The process always begins with a clear understanding of the task or goal to be achieved. In addition, a task or goal is a focal point for both the leader and the follower.
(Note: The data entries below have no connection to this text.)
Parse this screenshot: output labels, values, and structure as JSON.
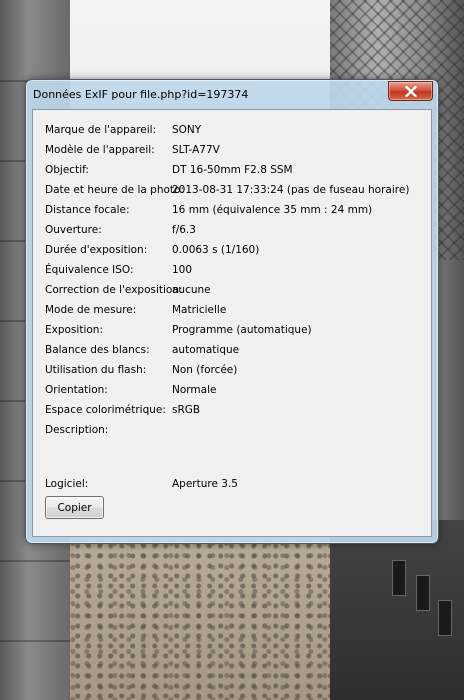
{
  "window": {
    "title": "Données ExIF pour file.php?id=197374",
    "close_icon": "close-icon"
  },
  "exif": {
    "rows": [
      {
        "label": "Marque de l'appareil:",
        "value": "SONY"
      },
      {
        "label": "Modèle de l'appareil:",
        "value": "SLT-A77V"
      },
      {
        "label": "Objectif:",
        "value": "DT 16-50mm F2.8 SSM"
      },
      {
        "label": "Date et heure de la photo:",
        "value": "2013-08-31 17:33:24 (pas de fuseau horaire)"
      },
      {
        "label": "Distance focale:",
        "value": "16 mm (équivalence 35 mm : 24 mm)"
      },
      {
        "label": "Ouverture:",
        "value": "f/6.3"
      },
      {
        "label": "Durée d'exposition:",
        "value": "0.0063 s (1/160)"
      },
      {
        "label": "Équivalence ISO:",
        "value": "100"
      },
      {
        "label": "Correction de l'exposition:",
        "value": "aucune"
      },
      {
        "label": "Mode de mesure:",
        "value": "Matricielle"
      },
      {
        "label": "Exposition:",
        "value": "Programme (automatique)"
      },
      {
        "label": "Balance des blancs:",
        "value": "automatique"
      },
      {
        "label": "Utilisation du flash:",
        "value": "Non (forcée)"
      },
      {
        "label": "Orientation:",
        "value": "Normale"
      },
      {
        "label": "Espace colorimétrique:",
        "value": "sRGB"
      },
      {
        "label": "Description:",
        "value": ""
      }
    ],
    "software": {
      "label": "Logiciel:",
      "value": "Aperture 3.5"
    }
  },
  "buttons": {
    "copy_label": "Copier"
  }
}
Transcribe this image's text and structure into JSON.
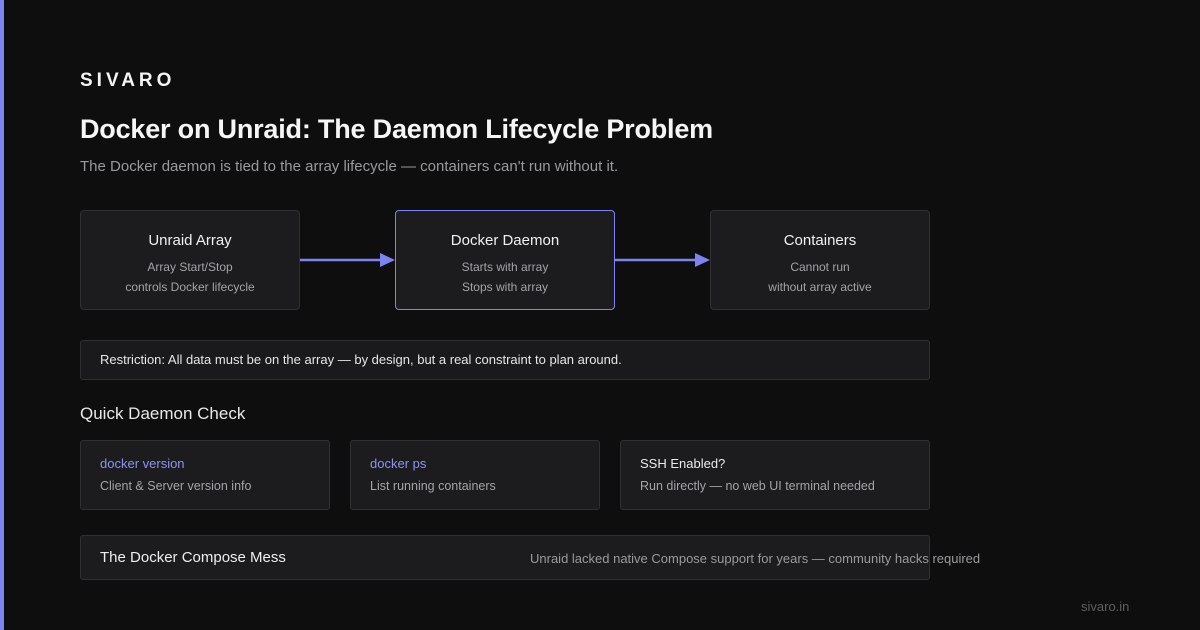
{
  "brand": "SIVARO",
  "title": "Docker on Unraid: The Daemon Lifecycle Problem",
  "subtitle": "The Docker daemon is tied to the array lifecycle — containers can't run without it.",
  "flow": {
    "nodes": [
      {
        "title": "Unraid Array",
        "lines": [
          "Array Start/Stop",
          "controls Docker lifecycle"
        ]
      },
      {
        "title": "Docker Daemon",
        "lines": [
          "Starts with array",
          "Stops with array"
        ]
      },
      {
        "title": "Containers",
        "lines": [
          "Cannot run",
          "without array active"
        ]
      }
    ]
  },
  "restriction": "Restriction: All data must be on the array — by design, but a real constraint to plan around.",
  "check_section": {
    "title": "Quick Daemon Check",
    "cards": [
      {
        "heading": "docker version",
        "desc": "Client & Server version info"
      },
      {
        "heading": "docker ps",
        "desc": "List running containers"
      },
      {
        "heading": "SSH Enabled?",
        "desc": "Run directly — no web UI terminal needed"
      }
    ]
  },
  "compose": {
    "title": "The Docker Compose Mess",
    "note": "Unraid lacked native Compose support for years — community hacks required"
  },
  "footer": "sivaro.in",
  "colors": {
    "accent": "#7b84f0",
    "background": "#0e0e0f",
    "card": "#1c1c1f",
    "border": "#2f2f33"
  }
}
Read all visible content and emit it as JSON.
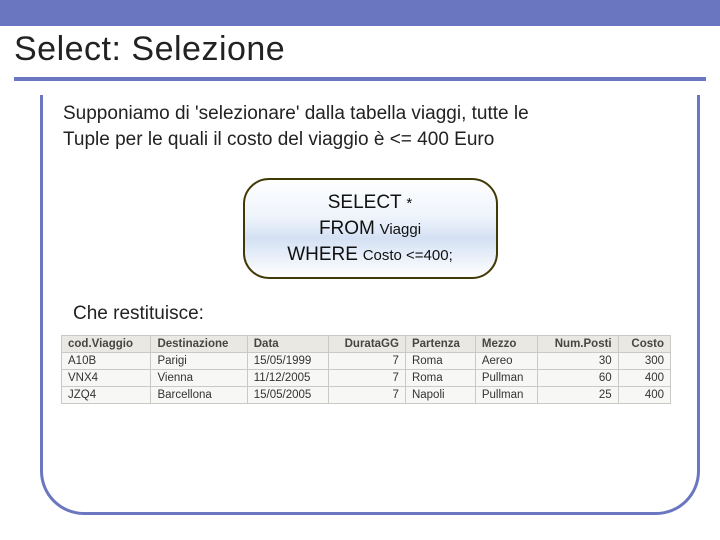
{
  "header": {
    "title": "Select: Selezione"
  },
  "body": {
    "description_line1": "Supponiamo di 'selezionare' dalla tabella viaggi, tutte le",
    "description_line2": "Tuple per le quali il costo del viaggio è <= 400 Euro",
    "returns_label": "Che restituisce:"
  },
  "sql": {
    "kw_select": "SELECT",
    "arg_select": "*",
    "kw_from": "FROM",
    "arg_from": "Viaggi",
    "kw_where": "WHERE",
    "arg_where": "Costo <=400;"
  },
  "table": {
    "headers": [
      "cod.Viaggio",
      "Destinazione",
      "Data",
      "DurataGG",
      "Partenza",
      "Mezzo",
      "Num.Posti",
      "Costo"
    ],
    "rows": [
      {
        "cells": [
          "A10B",
          "Parigi",
          "15/05/1999",
          "7",
          "Roma",
          "Aereo",
          "30",
          "300"
        ]
      },
      {
        "cells": [
          "VNX4",
          "Vienna",
          "11/12/2005",
          "7",
          "Roma",
          "Pullman",
          "60",
          "400"
        ]
      },
      {
        "cells": [
          "JZQ4",
          "Barcellona",
          "15/05/2005",
          "7",
          "Napoli",
          "Pullman",
          "25",
          "400"
        ]
      }
    ]
  }
}
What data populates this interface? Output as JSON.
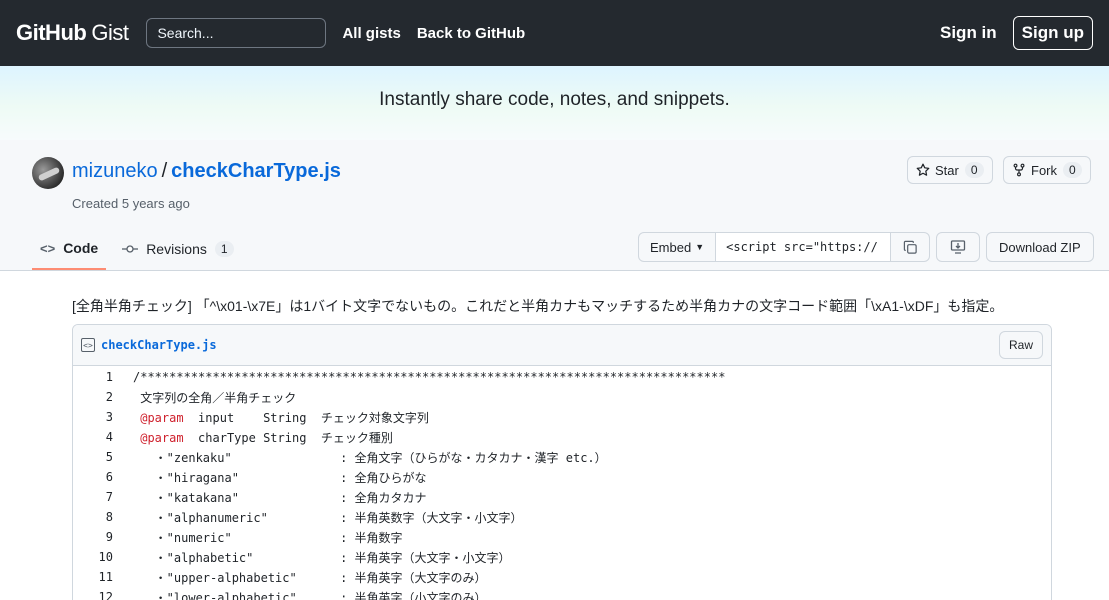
{
  "header": {
    "logo_main": "GitHub",
    "logo_sub": "Gist",
    "search_placeholder": "Search...",
    "nav": [
      "All gists",
      "Back to GitHub"
    ],
    "signin": "Sign in",
    "signup": "Sign up"
  },
  "hero": {
    "text": "Instantly share code, notes, and snippets."
  },
  "gist": {
    "owner": "mizuneko",
    "separator": "/",
    "filename": "checkCharType.js",
    "created": "Created 5 years ago",
    "star_label": "Star",
    "star_count": "0",
    "fork_label": "Fork",
    "fork_count": "0"
  },
  "tabs": {
    "code": "Code",
    "revisions": "Revisions",
    "revisions_count": "1"
  },
  "toolbar": {
    "embed_label": "Embed",
    "embed_value": "<script src=\"https://",
    "download": "Download ZIP"
  },
  "description": "[全角半角チェック] 「^\\x01-\\x7E」は1バイト文字でないもの。これだと半角カナもマッチするため半角カナの文字コード範囲「\\xA1-\\xDF」も指定。",
  "file": {
    "name": "checkCharType.js",
    "raw_label": "Raw",
    "lines": [
      {
        "n": "1",
        "pre": "",
        "tag": "",
        "text": "/*********************************************************************************"
      },
      {
        "n": "2",
        "pre": " ",
        "tag": "",
        "text": "文字列の全角／半角チェック"
      },
      {
        "n": "3",
        "pre": " ",
        "tag": "@param",
        "text": "  input    String  チェック対象文字列"
      },
      {
        "n": "4",
        "pre": " ",
        "tag": "@param",
        "text": "  charType String  チェック種別"
      },
      {
        "n": "5",
        "pre": "",
        "tag": "",
        "text": "   ・\"zenkaku\"               : 全角文字（ひらがな・カタカナ・漢字 etc.）"
      },
      {
        "n": "6",
        "pre": "",
        "tag": "",
        "text": "   ・\"hiragana\"              : 全角ひらがな"
      },
      {
        "n": "7",
        "pre": "",
        "tag": "",
        "text": "   ・\"katakana\"              : 全角カタカナ"
      },
      {
        "n": "8",
        "pre": "",
        "tag": "",
        "text": "   ・\"alphanumeric\"          : 半角英数字（大文字・小文字）"
      },
      {
        "n": "9",
        "pre": "",
        "tag": "",
        "text": "   ・\"numeric\"               : 半角数字"
      },
      {
        "n": "10",
        "pre": "",
        "tag": "",
        "text": "   ・\"alphabetic\"            : 半角英字（大文字・小文字）"
      },
      {
        "n": "11",
        "pre": "",
        "tag": "",
        "text": "   ・\"upper-alphabetic\"      : 半角英字（大文字のみ）"
      },
      {
        "n": "12",
        "pre": "",
        "tag": "",
        "text": "   ・\"lower-alphabetic\"      : 半角英字（小文字のみ）"
      }
    ]
  }
}
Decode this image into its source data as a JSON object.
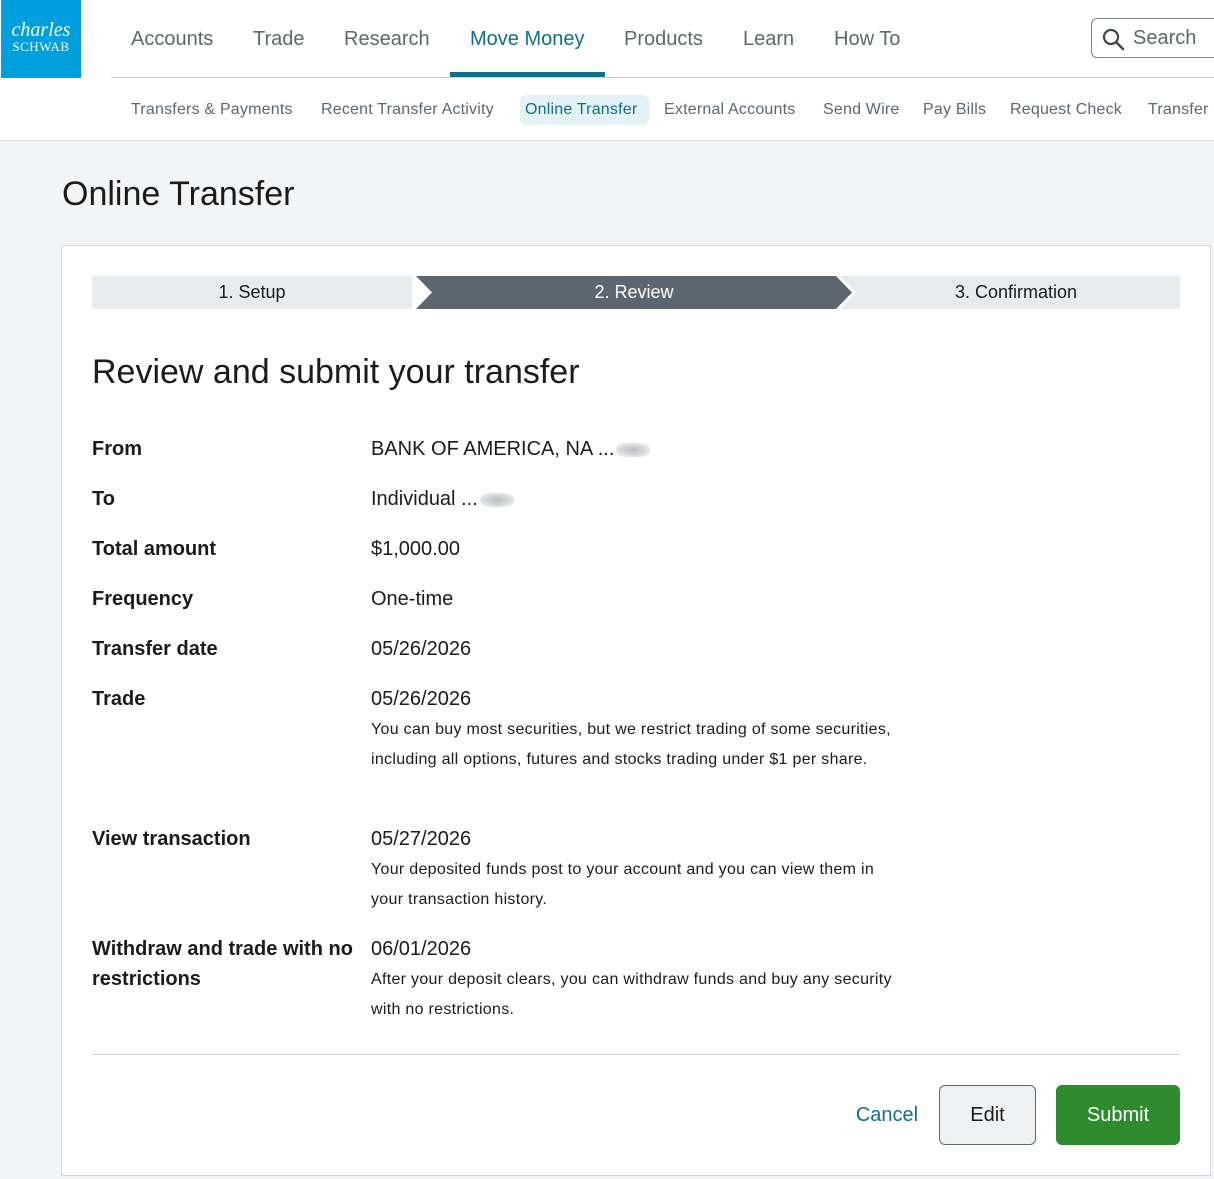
{
  "brand": {
    "line1": "charles",
    "line2": "SCHWAB",
    "color": "#00a0df"
  },
  "topnav": {
    "items": [
      {
        "label": "Accounts"
      },
      {
        "label": "Trade"
      },
      {
        "label": "Research"
      },
      {
        "label": "Move Money",
        "active": true
      },
      {
        "label": "Products"
      },
      {
        "label": "Learn"
      },
      {
        "label": "How To"
      }
    ],
    "search": {
      "label": "Search",
      "icon": "search-icon"
    }
  },
  "subnav": {
    "items": [
      {
        "label": "Transfers & Payments"
      },
      {
        "label": "Recent Transfer Activity"
      },
      {
        "label": "Online Transfer",
        "active": true
      },
      {
        "label": "External Accounts"
      },
      {
        "label": "Send Wire"
      },
      {
        "label": "Pay Bills"
      },
      {
        "label": "Request Check"
      },
      {
        "label": "Transfer"
      }
    ]
  },
  "page": {
    "title": "Online Transfer"
  },
  "steps": [
    {
      "label": "1. Setup"
    },
    {
      "label": "2. Review",
      "active": true
    },
    {
      "label": "3. Confirmation"
    }
  ],
  "review": {
    "heading": "Review and submit your transfer",
    "rows": [
      {
        "label": "From",
        "value": "BANK OF AMERICA, NA ...",
        "masked": true
      },
      {
        "label": "To",
        "value": "Individual ...",
        "masked": true
      },
      {
        "label": "Total amount",
        "value": "$1,000.00"
      },
      {
        "label": "Frequency",
        "value": "One-time"
      },
      {
        "label": "Transfer date",
        "value": "05/26/2026"
      },
      {
        "label": "Trade",
        "value": "05/26/2026",
        "note": "You can buy most securities, but we restrict trading of some securities, including all options, futures and stocks trading under $1 per share."
      },
      {
        "label": "View transaction",
        "value": "05/27/2026",
        "note": "Your deposited funds post to your account and you can view them in your transaction history."
      },
      {
        "label": "Withdraw and trade with no restrictions",
        "value": "06/01/2026",
        "note": "After your deposit clears, you can withdraw funds and buy any security with no restrictions."
      }
    ]
  },
  "actions": {
    "cancel": "Cancel",
    "edit": "Edit",
    "submit": "Submit"
  },
  "colors": {
    "accent": "#0f6e8c",
    "submit": "#2e8b2e",
    "active_step": "#5b6670"
  }
}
It is the leader who must adapt to the follower's readiness to perform a given task or achieve a given goal.
What are the benefits of using Situational Leadership?
Situational Leadership creates a common language for achieving intended results
Situational Leadership enables multi-directional influence
Situational Leadership makes the situation real by using the specificity of the task as a measure of performance related to the capabilities of employees
Situational Leadership allows leaders to effectively change the behavior of employees and other people
Situational Leadership accelerates the pace and quality of employee development
Situational Leadership teaches leaders to correctly interpret and respond effectively to a given situation
Situational Leadership supports the psychological safety of the employee
Situational Leadership is conducive to the increase of employees' commitment and their personal satisfaction and pride in themselves
What key competencies does a leader develop through Situational Leadership?
Efficient Situational Leaders can boast a high level of at least four key and even critical competencies nowadays:
The Situational Leader is able to quickly diagnose the encountered situation, and in particular recognize the level of readiness of a given person to perform a specific task
- The Situational Leader is able to flexibly dadapt your behavior and communication style depending on the situation
- The Situational Leader is able to exert influence in ways that followers can both understand and accept.
- The Situational Leader is able to work effectively towards optimal performance
Does the Situational Leadership Model stand the test of time?
The Hersey and Blanchard model was developed in the 1960s. And it definitely stood the test of time. Mainly for two reasons:
it is easy to understand
it has proven itself in practice in most environments and for most people
Furthermore, it can be said that Situational Leadership is NOT something you do TO people, but something you do WITH people.
This model is also applicable to managerial positions at many levels of management. At its center is a man, but it is not a model focused narcissistically on the leader. On the contrary! The human being at the center of this model is the person who is to perform a given task and whom the leader is supposed to lead in the most skillful way.
Matrix of Blanchard and Hersey's Situational Leadership Model
This is how we came to the essence of the Situational Leadership Model, which is presented as a graphical matrix.
The levels of employee readiness R1, R2, R3, and R4 described earlier correspond to the situational leadership styles S1, S2, S3, and S4.
These styles are in order:
S1 - Directive Leadership Style
S2 - Coaching Leadership Style
S3 - Supportive Leadership Style
S4 - Delegating Leadership Style
Styles S1 and S2 take the leader the most time and require the greatest commitment from him. But the long-term goal of any team leader is to get each of their team members to R3 and R4 employee readiness levels.
On this occasion, it is worth dedicating a few words to the name of the S2 leadership style.
In the native language of the creators of the Situational Leadership Model, this style is defined as Coaching Style. But this time we are not dealing with the coaching style of management, but with the style of a trainer. In this style, the leader behaves like an experienced coach of a sports team.
The graphics below show the matrix of the Situational Leadership Model related to the levels of employee readiness listed below.